DATA SUPPLIED:
Start of Block

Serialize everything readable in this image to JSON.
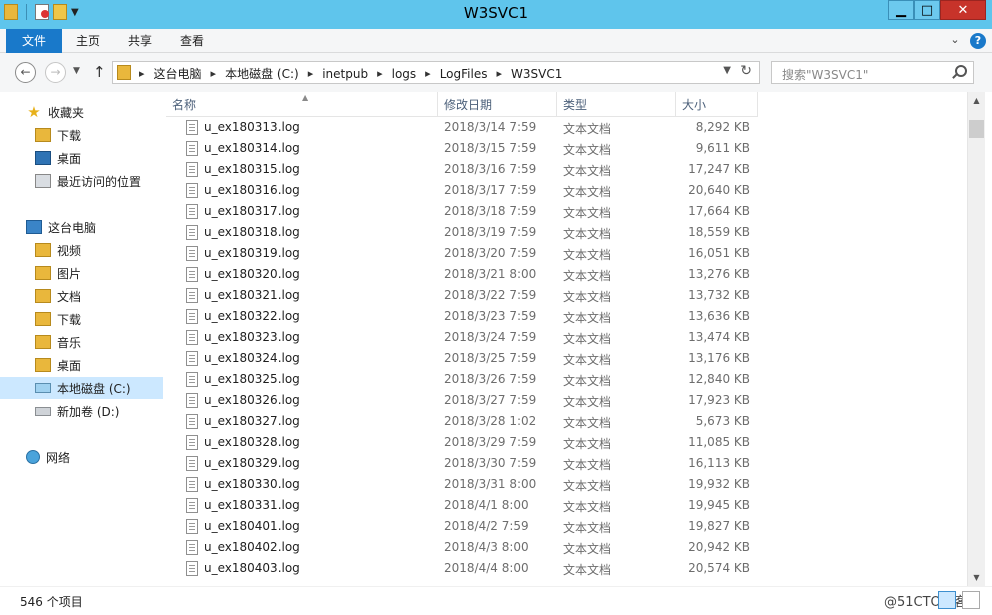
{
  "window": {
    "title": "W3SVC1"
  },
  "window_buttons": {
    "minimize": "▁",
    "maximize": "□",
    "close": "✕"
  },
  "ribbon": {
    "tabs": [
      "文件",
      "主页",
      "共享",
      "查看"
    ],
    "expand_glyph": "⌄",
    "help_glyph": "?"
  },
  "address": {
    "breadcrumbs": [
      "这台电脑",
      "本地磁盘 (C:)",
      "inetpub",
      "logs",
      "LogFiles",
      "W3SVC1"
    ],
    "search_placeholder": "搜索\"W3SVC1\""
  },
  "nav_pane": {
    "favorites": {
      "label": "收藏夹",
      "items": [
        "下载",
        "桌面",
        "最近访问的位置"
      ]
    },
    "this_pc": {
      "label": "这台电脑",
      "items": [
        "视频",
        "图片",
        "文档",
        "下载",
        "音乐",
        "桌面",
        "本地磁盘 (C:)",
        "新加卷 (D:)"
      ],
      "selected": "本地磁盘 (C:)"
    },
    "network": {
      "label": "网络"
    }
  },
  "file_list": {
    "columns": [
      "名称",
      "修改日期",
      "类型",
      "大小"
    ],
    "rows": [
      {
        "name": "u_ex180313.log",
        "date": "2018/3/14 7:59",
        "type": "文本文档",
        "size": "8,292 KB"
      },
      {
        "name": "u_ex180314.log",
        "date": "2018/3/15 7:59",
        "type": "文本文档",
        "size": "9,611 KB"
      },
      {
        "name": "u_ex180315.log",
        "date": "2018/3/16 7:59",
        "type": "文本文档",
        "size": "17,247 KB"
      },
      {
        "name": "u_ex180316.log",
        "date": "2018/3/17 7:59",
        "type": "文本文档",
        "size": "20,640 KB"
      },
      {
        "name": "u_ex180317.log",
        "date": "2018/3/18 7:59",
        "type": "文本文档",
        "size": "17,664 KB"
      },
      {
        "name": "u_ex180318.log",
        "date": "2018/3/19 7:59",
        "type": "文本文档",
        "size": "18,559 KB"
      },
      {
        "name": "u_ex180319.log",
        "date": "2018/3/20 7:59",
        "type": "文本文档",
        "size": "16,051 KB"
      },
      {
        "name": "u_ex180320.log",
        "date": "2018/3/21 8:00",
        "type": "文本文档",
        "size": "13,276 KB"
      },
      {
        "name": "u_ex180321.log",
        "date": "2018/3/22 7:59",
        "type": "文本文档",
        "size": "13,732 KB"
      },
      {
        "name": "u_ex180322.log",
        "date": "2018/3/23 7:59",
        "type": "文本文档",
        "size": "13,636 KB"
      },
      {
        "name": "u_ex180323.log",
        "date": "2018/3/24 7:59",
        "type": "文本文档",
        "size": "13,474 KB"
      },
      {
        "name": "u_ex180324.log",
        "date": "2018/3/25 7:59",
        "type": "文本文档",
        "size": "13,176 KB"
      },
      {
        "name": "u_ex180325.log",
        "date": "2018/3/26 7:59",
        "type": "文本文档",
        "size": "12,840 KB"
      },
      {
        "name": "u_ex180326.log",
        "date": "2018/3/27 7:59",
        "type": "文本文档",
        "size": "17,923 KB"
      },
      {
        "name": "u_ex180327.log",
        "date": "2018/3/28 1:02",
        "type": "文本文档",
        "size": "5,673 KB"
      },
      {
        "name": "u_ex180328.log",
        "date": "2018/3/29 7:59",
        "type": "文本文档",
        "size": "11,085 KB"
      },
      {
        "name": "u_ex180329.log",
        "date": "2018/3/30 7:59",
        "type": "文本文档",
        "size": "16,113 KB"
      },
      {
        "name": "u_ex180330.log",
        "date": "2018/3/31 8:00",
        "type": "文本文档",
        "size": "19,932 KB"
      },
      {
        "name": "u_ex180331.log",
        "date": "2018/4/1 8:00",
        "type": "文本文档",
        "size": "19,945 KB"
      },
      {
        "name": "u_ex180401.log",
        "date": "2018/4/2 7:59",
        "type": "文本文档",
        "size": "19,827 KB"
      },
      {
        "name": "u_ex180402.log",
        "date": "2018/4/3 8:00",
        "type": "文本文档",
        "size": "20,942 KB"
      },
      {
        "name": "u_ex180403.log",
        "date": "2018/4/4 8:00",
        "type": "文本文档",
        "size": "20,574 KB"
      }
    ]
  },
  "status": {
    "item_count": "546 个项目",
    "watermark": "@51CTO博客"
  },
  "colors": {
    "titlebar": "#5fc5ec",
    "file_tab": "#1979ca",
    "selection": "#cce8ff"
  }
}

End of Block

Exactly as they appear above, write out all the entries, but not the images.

ANSWER:
Serialize everything readable in this image to JSON.
{
  "window": {
    "title": "W3SVC1"
  },
  "window_buttons": {
    "minimize": "▁",
    "maximize": "□",
    "close": "✕"
  },
  "ribbon": {
    "tabs": [
      "文件",
      "主页",
      "共享",
      "查看"
    ],
    "expand_glyph": "⌄",
    "help_glyph": "?"
  },
  "address": {
    "breadcrumbs": [
      "这台电脑",
      "本地磁盘 (C:)",
      "inetpub",
      "logs",
      "LogFiles",
      "W3SVC1"
    ],
    "search_placeholder": "搜索\"W3SVC1\""
  },
  "nav_pane": {
    "favorites": {
      "label": "收藏夹",
      "items": [
        "下载",
        "桌面",
        "最近访问的位置"
      ]
    },
    "this_pc": {
      "label": "这台电脑",
      "items": [
        "视频",
        "图片",
        "文档",
        "下载",
        "音乐",
        "桌面",
        "本地磁盘 (C:)",
        "新加卷 (D:)"
      ],
      "selected": "本地磁盘 (C:)"
    },
    "network": {
      "label": "网络"
    }
  },
  "file_list": {
    "columns": [
      "名称",
      "修改日期",
      "类型",
      "大小"
    ],
    "rows": [
      {
        "name": "u_ex180313.log",
        "date": "2018/3/14 7:59",
        "type": "文本文档",
        "size": "8,292 KB"
      },
      {
        "name": "u_ex180314.log",
        "date": "2018/3/15 7:59",
        "type": "文本文档",
        "size": "9,611 KB"
      },
      {
        "name": "u_ex180315.log",
        "date": "2018/3/16 7:59",
        "type": "文本文档",
        "size": "17,247 KB"
      },
      {
        "name": "u_ex180316.log",
        "date": "2018/3/17 7:59",
        "type": "文本文档",
        "size": "20,640 KB"
      },
      {
        "name": "u_ex180317.log",
        "date": "2018/3/18 7:59",
        "type": "文本文档",
        "size": "17,664 KB"
      },
      {
        "name": "u_ex180318.log",
        "date": "2018/3/19 7:59",
        "type": "文本文档",
        "size": "18,559 KB"
      },
      {
        "name": "u_ex180319.log",
        "date": "2018/3/20 7:59",
        "type": "文本文档",
        "size": "16,051 KB"
      },
      {
        "name": "u_ex180320.log",
        "date": "2018/3/21 8:00",
        "type": "文本文档",
        "size": "13,276 KB"
      },
      {
        "name": "u_ex180321.log",
        "date": "2018/3/22 7:59",
        "type": "文本文档",
        "size": "13,732 KB"
      },
      {
        "name": "u_ex180322.log",
        "date": "2018/3/23 7:59",
        "type": "文本文档",
        "size": "13,636 KB"
      },
      {
        "name": "u_ex180323.log",
        "date": "2018/3/24 7:59",
        "type": "文本文档",
        "size": "13,474 KB"
      },
      {
        "name": "u_ex180324.log",
        "date": "2018/3/25 7:59",
        "type": "文本文档",
        "size": "13,176 KB"
      },
      {
        "name": "u_ex180325.log",
        "date": "2018/3/26 7:59",
        "type": "文本文档",
        "size": "12,840 KB"
      },
      {
        "name": "u_ex180326.log",
        "date": "2018/3/27 7:59",
        "type": "文本文档",
        "size": "17,923 KB"
      },
      {
        "name": "u_ex180327.log",
        "date": "2018/3/28 1:02",
        "type": "文本文档",
        "size": "5,673 KB"
      },
      {
        "name": "u_ex180328.log",
        "date": "2018/3/29 7:59",
        "type": "文本文档",
        "size": "11,085 KB"
      },
      {
        "name": "u_ex180329.log",
        "date": "2018/3/30 7:59",
        "type": "文本文档",
        "size": "16,113 KB"
      },
      {
        "name": "u_ex180330.log",
        "date": "2018/3/31 8:00",
        "type": "文本文档",
        "size": "19,932 KB"
      },
      {
        "name": "u_ex180331.log",
        "date": "2018/4/1 8:00",
        "type": "文本文档",
        "size": "19,945 KB"
      },
      {
        "name": "u_ex180401.log",
        "date": "2018/4/2 7:59",
        "type": "文本文档",
        "size": "19,827 KB"
      },
      {
        "name": "u_ex180402.log",
        "date": "2018/4/3 8:00",
        "type": "文本文档",
        "size": "20,942 KB"
      },
      {
        "name": "u_ex180403.log",
        "date": "2018/4/4 8:00",
        "type": "文本文档",
        "size": "20,574 KB"
      }
    ]
  },
  "status": {
    "item_count": "546 个项目",
    "watermark": "@51CTO博客"
  },
  "colors": {
    "titlebar": "#5fc5ec",
    "file_tab": "#1979ca",
    "selection": "#cce8ff"
  }
}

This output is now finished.